Today is World Logic Day, which is an opportunity to bring attention to the history, significance, and practical implications of logic.
Reminding ourselves of rational decision-making is especially relevant today – with heightened election claim disputes, government propaganda, social media trolls, and contentious sporting decisions.
For many, the result of any logical assessment is one of two extremes, bivalent: true or false. Although the simplicity of this approach allows it to be consistently implemented in the multitude of semiconductor-based devices, it artificially excludes the subtleties necessary in real-world situations.
I was introduced to fuzzy logic during the 1990’s, when it was being increasingly implemented in industrial control systems. Fuzzy logic was proposed by logician Lotfi Zadeh and is a form of many-valued logic where the truth value may be any real number between 0 and 1, making it well suited to handle partial truths.
Fuzzy logic based industrial control systems are particularly suited to situations with high uncertainty and nonlinear behavior, and there are no precise mathematical models available. Its first notable application was on the Sendai Subway Namboku Line, Japan in 1987, and has been used in air conditioners, camera auto-focus systems, refrigerators, combustion engines and robotics since then.
PLCs (programmable logic controllers) are the decision engines in industrial equipment and processes. These devices have enabled considerable advancements in automation, however their historical reliance on specific hardware has limited their use in fuzzy logic scenarios due to the mathematical processing required.
The growing proliferation of software-based PLCs, in which the control logic is decoupled from the hardware now allows complex logic to be executed in the applications they run. This enables more equipment to benefit from the reliability improvements, reduced wear and tear, and energy efficiencies from fuzzy logic control, and opens the door to incorporating AI into industrial process control.
AI and logic in industrial IoT
In the industrial IoT sector, AI is already being used to deliver a wide range of benefits, which typically fall into three groups:
- Real-time assessment of multiple streams of time-series data like temperature, pressure, and axis position to determine trends and predict failures from known fingerprints, like paint shop robots proactively correcting operational faults
- Assessment of the quality of manufactured products from automated visual inspection and pattern detection, like the automated quality control in high volume textile manufacturing
- Assessment of both trends and outliers for anomaly detection, which allows a unique digital model of the normal operation of each asset to be created, that can then be used to identify abnormal operation, like in the efficient operations of next generation wind turbines
Although the benefits of AI for industrial IoT uses is becoming clearer there are still some challenges in its execution. The shortfall of data science competence is one: There are three times the number of data scientist job postings versus other job searches.

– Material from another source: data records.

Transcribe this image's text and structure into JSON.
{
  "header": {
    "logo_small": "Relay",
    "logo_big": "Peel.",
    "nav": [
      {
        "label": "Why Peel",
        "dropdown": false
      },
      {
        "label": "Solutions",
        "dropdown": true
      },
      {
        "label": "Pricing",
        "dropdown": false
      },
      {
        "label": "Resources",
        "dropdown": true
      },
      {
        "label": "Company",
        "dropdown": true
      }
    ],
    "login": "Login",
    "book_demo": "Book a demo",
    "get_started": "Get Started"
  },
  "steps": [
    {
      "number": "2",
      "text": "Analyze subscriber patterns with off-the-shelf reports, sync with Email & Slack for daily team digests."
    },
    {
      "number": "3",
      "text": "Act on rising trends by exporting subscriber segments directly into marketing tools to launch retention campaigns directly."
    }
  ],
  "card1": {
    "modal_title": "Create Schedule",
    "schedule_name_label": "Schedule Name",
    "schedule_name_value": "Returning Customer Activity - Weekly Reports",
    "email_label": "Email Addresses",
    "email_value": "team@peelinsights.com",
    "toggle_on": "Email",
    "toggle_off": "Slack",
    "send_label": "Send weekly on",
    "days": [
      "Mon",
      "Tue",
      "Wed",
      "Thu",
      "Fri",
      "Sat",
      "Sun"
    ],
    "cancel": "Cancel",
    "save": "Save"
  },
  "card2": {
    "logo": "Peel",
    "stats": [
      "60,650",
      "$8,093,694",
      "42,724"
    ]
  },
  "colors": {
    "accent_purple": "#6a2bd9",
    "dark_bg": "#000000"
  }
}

Second, the exploitation of this competence is extremely low, with 87% of data scientist time spent on non-data science tasks.
To exploit the benefits of AI there are three fundamental capabilities required:
- First, I believe that the power of AI should be put in the hands of the domain experts through self-service tooling. Allowing factory floor technical engineers to self-create AI models that leverage their expertise and experience using no-code tools
- Second, as the early AI pioneers have already discovered, the lifecycle management process of AI needs to be hyper-automated with machine learning (ML) operations tools, which allow the valuable data science resources to be focused on data science tasks
- Third, it is fundamentally limiting for any enterprise to restrict the automated decision-making capability of AI to a single location in the architecture, due to issues like business continuity, local autonomy, access to data, and latency. Enterprises that can create AI / ML models in one place and deploy anywhere, across cloud, core and edge, without any alteration of the model AND any alteration of the execution of the model, are able to exploit AI / ML wherever they need.
It is only through providing these three fundamental capabilities can enterprises exploit the immense potential of AI, and fuzzy logic, in their industrial IoT deployments.
Happy World Logic Day!